The Bureau of Labor Statistics released the delayed September report on U.S. employment on Tuesday (originally scheduled for Oct. 4), which found that the economy created a modest 148,000 jobs during the month. The official unemployment rate for the nation edged down from 7.3 percent to 7.2 percent.
September’s gain is weak compared with the average monthly increase in employment of 185,000 positions during the last six months. Still, some industries were hiring in September, with gains in construction, wholesale trade, and transportation and warehousing.
The BLS also revised its estimates of employment gains in previous months, for a small net increase. The change in total employment for July was revised from up 104,000 to up 89,000, while the change for August was revised from an increase of 169,000 to an increase 193,000. With these revisions, employment gains in July and August combined were 9,000 more than previously reported.
Existing Homes Sales See Downtick
The National Association of Realtors said on Monday that total existing-home sales, which are completed transactions that include ever kind of for-sale property, declined 1.9 percent to an annualized rate of 5.29 million units in September from 5.39 million units in August. Compared with last year, however, existing home sales are still stronger, up 10.7 percent from September 2012.
NAR also reported that total housing inventory at the end of September was unchanged at 2.21 million existing homes available for sale, which represents a five-month supply at the current sales pace, compared with a 4.9-month supply in August. Unsold inventory is 1.8 percent above a year ago, when there was a 5.4-month supply.
Existing home sales have managed to claw their way back to where they were in the early 2000s, when the rate was steadily increasing to a bubble high of more than 700,000 units in 2005. The most recent low was immediately after the homebuyer tax credit expired in 2010, when the rate nearly dropped to 300,000 units.
NMHC: Apartment Market Weakens a Little

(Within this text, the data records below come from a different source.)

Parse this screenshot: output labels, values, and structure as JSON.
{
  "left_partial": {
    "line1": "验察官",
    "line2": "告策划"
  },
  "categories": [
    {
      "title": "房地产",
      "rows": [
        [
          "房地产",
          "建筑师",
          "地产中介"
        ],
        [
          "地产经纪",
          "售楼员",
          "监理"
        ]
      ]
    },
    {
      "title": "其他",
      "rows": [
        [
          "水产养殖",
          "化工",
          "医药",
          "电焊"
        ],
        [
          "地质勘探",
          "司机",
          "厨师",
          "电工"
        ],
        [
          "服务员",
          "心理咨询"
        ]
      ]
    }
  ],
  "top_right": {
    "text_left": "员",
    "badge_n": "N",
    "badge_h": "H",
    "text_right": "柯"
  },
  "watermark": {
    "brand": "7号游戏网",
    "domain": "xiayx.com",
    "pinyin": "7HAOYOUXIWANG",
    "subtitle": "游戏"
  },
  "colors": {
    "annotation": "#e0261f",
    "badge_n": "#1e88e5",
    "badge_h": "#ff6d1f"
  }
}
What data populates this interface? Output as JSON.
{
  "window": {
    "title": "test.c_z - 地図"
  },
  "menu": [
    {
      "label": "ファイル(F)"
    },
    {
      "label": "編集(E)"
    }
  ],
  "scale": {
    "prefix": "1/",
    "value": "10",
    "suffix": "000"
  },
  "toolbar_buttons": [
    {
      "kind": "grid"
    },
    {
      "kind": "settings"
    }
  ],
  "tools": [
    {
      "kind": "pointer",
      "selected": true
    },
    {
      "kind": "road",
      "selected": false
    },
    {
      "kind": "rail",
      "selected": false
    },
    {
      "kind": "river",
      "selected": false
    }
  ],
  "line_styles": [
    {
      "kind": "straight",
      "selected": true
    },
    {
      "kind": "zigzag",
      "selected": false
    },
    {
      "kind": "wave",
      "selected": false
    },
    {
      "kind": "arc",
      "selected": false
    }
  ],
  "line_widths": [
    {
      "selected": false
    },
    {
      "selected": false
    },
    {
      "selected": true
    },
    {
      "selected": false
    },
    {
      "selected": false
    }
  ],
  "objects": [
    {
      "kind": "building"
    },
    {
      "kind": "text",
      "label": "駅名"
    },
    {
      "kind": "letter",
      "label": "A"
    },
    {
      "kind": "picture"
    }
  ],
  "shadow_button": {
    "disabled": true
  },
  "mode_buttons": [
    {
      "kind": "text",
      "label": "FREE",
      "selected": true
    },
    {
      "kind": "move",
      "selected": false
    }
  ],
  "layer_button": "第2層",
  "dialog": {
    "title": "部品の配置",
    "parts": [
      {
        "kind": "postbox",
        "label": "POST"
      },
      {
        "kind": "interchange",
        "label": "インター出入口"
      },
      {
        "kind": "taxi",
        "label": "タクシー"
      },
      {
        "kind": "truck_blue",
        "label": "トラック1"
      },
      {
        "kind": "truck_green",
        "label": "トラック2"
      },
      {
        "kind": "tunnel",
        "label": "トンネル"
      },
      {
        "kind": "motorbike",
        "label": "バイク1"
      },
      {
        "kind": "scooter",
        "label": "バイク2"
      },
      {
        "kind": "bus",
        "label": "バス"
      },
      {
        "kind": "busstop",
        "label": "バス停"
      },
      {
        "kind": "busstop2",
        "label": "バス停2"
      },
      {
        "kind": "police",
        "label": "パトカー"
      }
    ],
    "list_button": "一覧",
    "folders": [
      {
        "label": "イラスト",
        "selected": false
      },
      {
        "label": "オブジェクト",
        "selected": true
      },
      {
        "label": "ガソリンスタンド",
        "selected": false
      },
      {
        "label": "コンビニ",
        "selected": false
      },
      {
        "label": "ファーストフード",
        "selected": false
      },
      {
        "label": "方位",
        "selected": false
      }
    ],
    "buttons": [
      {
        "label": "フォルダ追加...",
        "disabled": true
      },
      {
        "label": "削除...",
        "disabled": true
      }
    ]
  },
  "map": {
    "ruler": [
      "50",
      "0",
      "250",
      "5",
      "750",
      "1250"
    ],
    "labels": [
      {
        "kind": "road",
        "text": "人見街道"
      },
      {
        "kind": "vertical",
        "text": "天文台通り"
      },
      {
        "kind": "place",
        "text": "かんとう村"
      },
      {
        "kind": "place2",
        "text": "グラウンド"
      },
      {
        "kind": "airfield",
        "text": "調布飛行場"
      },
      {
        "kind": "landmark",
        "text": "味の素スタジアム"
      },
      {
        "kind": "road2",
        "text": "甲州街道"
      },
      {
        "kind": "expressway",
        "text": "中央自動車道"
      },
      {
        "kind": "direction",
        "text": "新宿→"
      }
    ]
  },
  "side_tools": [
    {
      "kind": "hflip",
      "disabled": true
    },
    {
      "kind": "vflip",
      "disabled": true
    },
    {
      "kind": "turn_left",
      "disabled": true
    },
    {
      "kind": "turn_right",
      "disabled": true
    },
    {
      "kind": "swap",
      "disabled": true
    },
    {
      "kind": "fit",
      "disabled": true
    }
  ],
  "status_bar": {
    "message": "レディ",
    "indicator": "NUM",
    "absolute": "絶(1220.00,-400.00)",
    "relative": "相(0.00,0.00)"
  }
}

The National Multi Housing Council reported on Monday that all four indexes of its October Survey of Apartment Market Conditions dipped below 50 for the first time since July 2009. Market Tightness (46), Sales Volume (46), Equity Financing (39) and Debt Financing (41) all indicated declining conditions from the previous quarter. “After four years of almost continuous improvement across all indicators, apartment markets have taken a small step back,” Mark Obrinsky, NMHC’s chief economist, said in statement.
Wall Street ended the day on Monday mixed, but not really moving much. The Dow Jones Industrial Average lost 7.45 points, or 0.05 percent. The S&P 500 and the Nasdaq were up a scant 0.01 percent and 0.15 percent, respectively.